Andre The Giant (2018) – Film Review
Director: Jason Hehir
Cast: Andre the Giant, Hulk Hogan, Arnold Schwarzenegger
by Alex Lattimore
Nowadays, if I mention to people that I’m a wrestling fan, I often get responses along the lines of ‘you do know it’s fake, right?’ and ‘what are you, 12?’. Such is the relative obscurity of sports-entertainment in 2019. However, in the 1980s, wrestling was well and truly part of the mainstream, both here in the UK and across the pond in America. One of the – quite literally – biggest names of the era was Andre the Giant, the subject of an HBO Sports documentary and new DVD.
Born in France in 1946, Andre Roussimoff spent his early years working on the family farm, before moving to Paris at the age of 18. Due to his immense size (he was roughly 6ft 10in tall at the time, later reaching well over 7ft) he soon caught the eye of a local wrestling promoter, who recognised the potential star qualities Andre possessed. He made a name for himself across Europe, as well as Australia, New Zealand, South Africa and Japan, but it wasn’t until 1970 that he debuted in North America, for a Canadian wrestling company based in Montreal.

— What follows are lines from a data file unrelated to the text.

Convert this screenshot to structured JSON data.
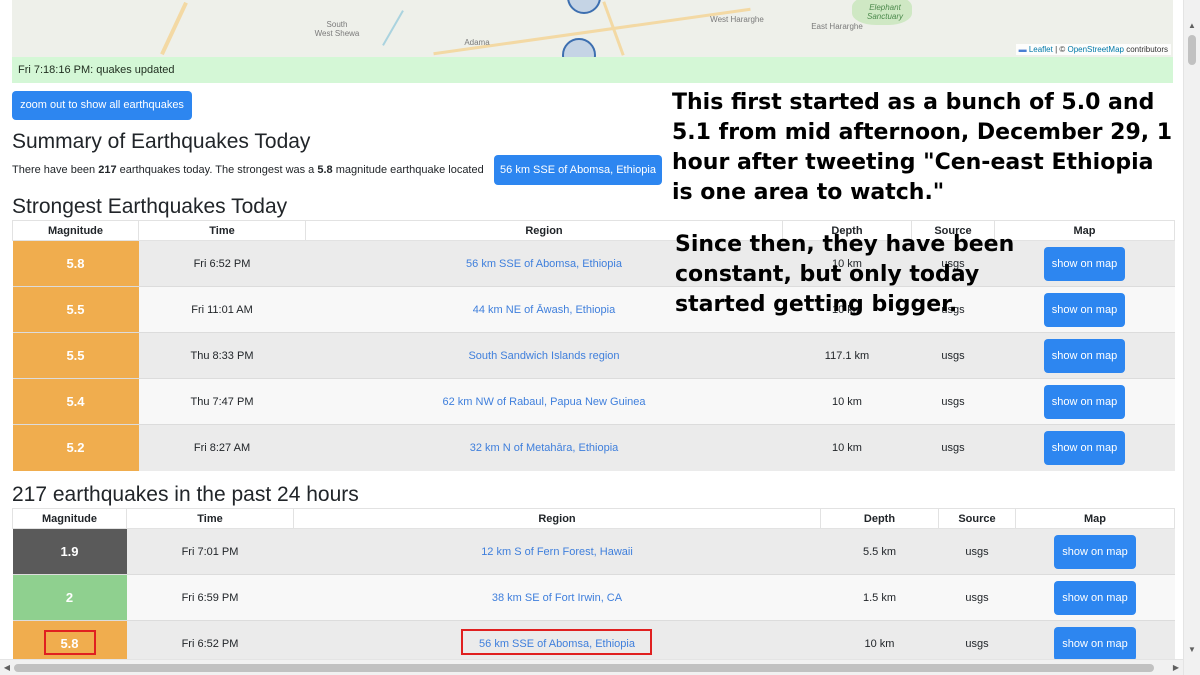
{
  "map": {
    "labels": {
      "south_west_shewa": "South\nWest Shewa",
      "adama": "Adama",
      "west_hararghe": "West Hararghe",
      "east_hararghe": "East Hararghe",
      "elephant_sanctuary": "Elephant\nSanctuary"
    },
    "attribution": {
      "leaflet": "Leaflet",
      "separator": " | © ",
      "osm": "OpenStreetMap",
      "contributors": " contributors"
    }
  },
  "status": {
    "text": "Fri 7:18:16 PM: quakes updated"
  },
  "zoom_button": {
    "label": "zoom out to show all earthquakes"
  },
  "summary": {
    "title": "Summary of Earthquakes Today",
    "prefix": "There have been ",
    "count": "217",
    "middle": " earthquakes today. The strongest was a ",
    "magnitude": "5.8",
    "suffix": " magnitude earthquake located",
    "location_button": "56 km SSE of Abomsa, Ethiopia"
  },
  "strongest": {
    "title": "Strongest Earthquakes Today",
    "headers": {
      "magnitude": "Magnitude",
      "time": "Time",
      "region": "Region",
      "depth": "Depth",
      "source": "Source",
      "map": "Map"
    },
    "rows": [
      {
        "magnitude": "5.8",
        "time": "Fri 6:52 PM",
        "region": "56 km SSE of Abomsa, Ethiopia",
        "depth": "10 km",
        "source": "usgs",
        "map": "show on map",
        "color": "#f0ad4e"
      },
      {
        "magnitude": "5.5",
        "time": "Fri 11:01 AM",
        "region": "44 km NE of Āwash, Ethiopia",
        "depth": "10 km",
        "source": "usgs",
        "map": "show on map",
        "color": "#f0ad4e"
      },
      {
        "magnitude": "5.5",
        "time": "Thu 8:33 PM",
        "region": "South Sandwich Islands region",
        "depth": "117.1 km",
        "source": "usgs",
        "map": "show on map",
        "color": "#f0ad4e"
      },
      {
        "magnitude": "5.4",
        "time": "Thu 7:47 PM",
        "region": "62 km NW of Rabaul, Papua New Guinea",
        "depth": "10 km",
        "source": "usgs",
        "map": "show on map",
        "color": "#f0ad4e"
      },
      {
        "magnitude": "5.2",
        "time": "Fri 8:27 AM",
        "region": "32 km N of Metahāra, Ethiopia",
        "depth": "10 km",
        "source": "usgs",
        "map": "show on map",
        "color": "#f0ad4e"
      }
    ]
  },
  "recent": {
    "title": "217 earthquakes in the past 24 hours",
    "headers": {
      "magnitude": "Magnitude",
      "time": "Time",
      "region": "Region",
      "depth": "Depth",
      "source": "Source",
      "map": "Map"
    },
    "rows": [
      {
        "magnitude": "1.9",
        "time": "Fri 7:01 PM",
        "region": "12 km S of Fern Forest, Hawaii",
        "depth": "5.5 km",
        "source": "usgs",
        "map": "show on map",
        "color": "#5a5a5a"
      },
      {
        "magnitude": "2",
        "time": "Fri 6:59 PM",
        "region": "38 km SE of Fort Irwin, CA",
        "depth": "1.5 km",
        "source": "usgs",
        "map": "show on map",
        "color": "#8fd08f"
      },
      {
        "magnitude": "5.8",
        "time": "Fri 6:52 PM",
        "region": "56 km SSE of Abomsa, Ethiopia",
        "depth": "10 km",
        "source": "usgs",
        "map": "show on map",
        "color": "#f0ad4e"
      }
    ]
  },
  "overlay": {
    "first": "This first started as a bunch of 5.0 and 5.1 from mid afternoon, December 29, 1 hour after tweeting \"Cen-east Ethiopia is one area to watch.\"",
    "second": "Since then, they have been constant, but only today started getting bigger."
  }
}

“Delves deeper into the personal life”
Before long, Andre became a sought-after commodity in the US, wrestling up and down the country for various regional promotions, including Vince McMahon’s World Wrestling Federation. It was here where Andre’s popularity would sky-rocket. After competing for years as a ‘babyface’ (hero character), Andre became a ‘heel’ (villain) for the first time in 1987 when he aligned with dastardly manager Bobby ‘The Brain’ Heenan and began a feud with Hulk Hogan, arguably the biggest babyface in wrestling history. Their feud culminated in a match at WrestleMania III in front of 93,000 fans at the Pontiac Silverdome in Michigan, where Hogan famously body-slammed the 500lb giant to win.
The documentary covers all of these major milestones in Andre’s career, as one would expect, but it also delves deeper into the personal life of the man known as the ‘Eighth Wonder of the World’. Friends and colleagues including Hogan, McMahon, Ric Flair and Arnold Schwarzenegger reminisce about the friendly French giant, while Andre’s personal ‘handler’ Tim White talks about how he struggled with things most people take for granted, including flying on an aeroplane, driving a car and even finding a bed big enough to sleep in at night.
Andre’s rapid decline in health following the Hulk Hogan match, and his eventual death at the age of 46 in 1993, are also covered, and it is clear to see how much his passing affected those closest to him, even to this day. Lighter moments arrive when the interviewees discuss Andre’s infectious smile and sense of humour, his legendary ability to drink copious amounts of alcohol, and his infamous bouts of flatulence. Billy Crystal, Rob Reiner and Robin Wright also talk about Andre’s only major foray into the film world, when he played a gigantic wrestler from Greenland named Fezzik in The Princess Bride.
Alongside the main documentary, there are also a number of full-length matches to choose from as part of the special features, including the WrestleMania III encounter with Hogan and a steel cage match against Big John Studd from September 1983.
The documentary is a must-see for any wrestling fan, as well as those who have only a passing interest in the over-the-top form of entertainment. It is a fascinating look at one of wrestling’s most iconic figures.
‘Andre The Giant’ is released on DVD by Fremantle on 6th May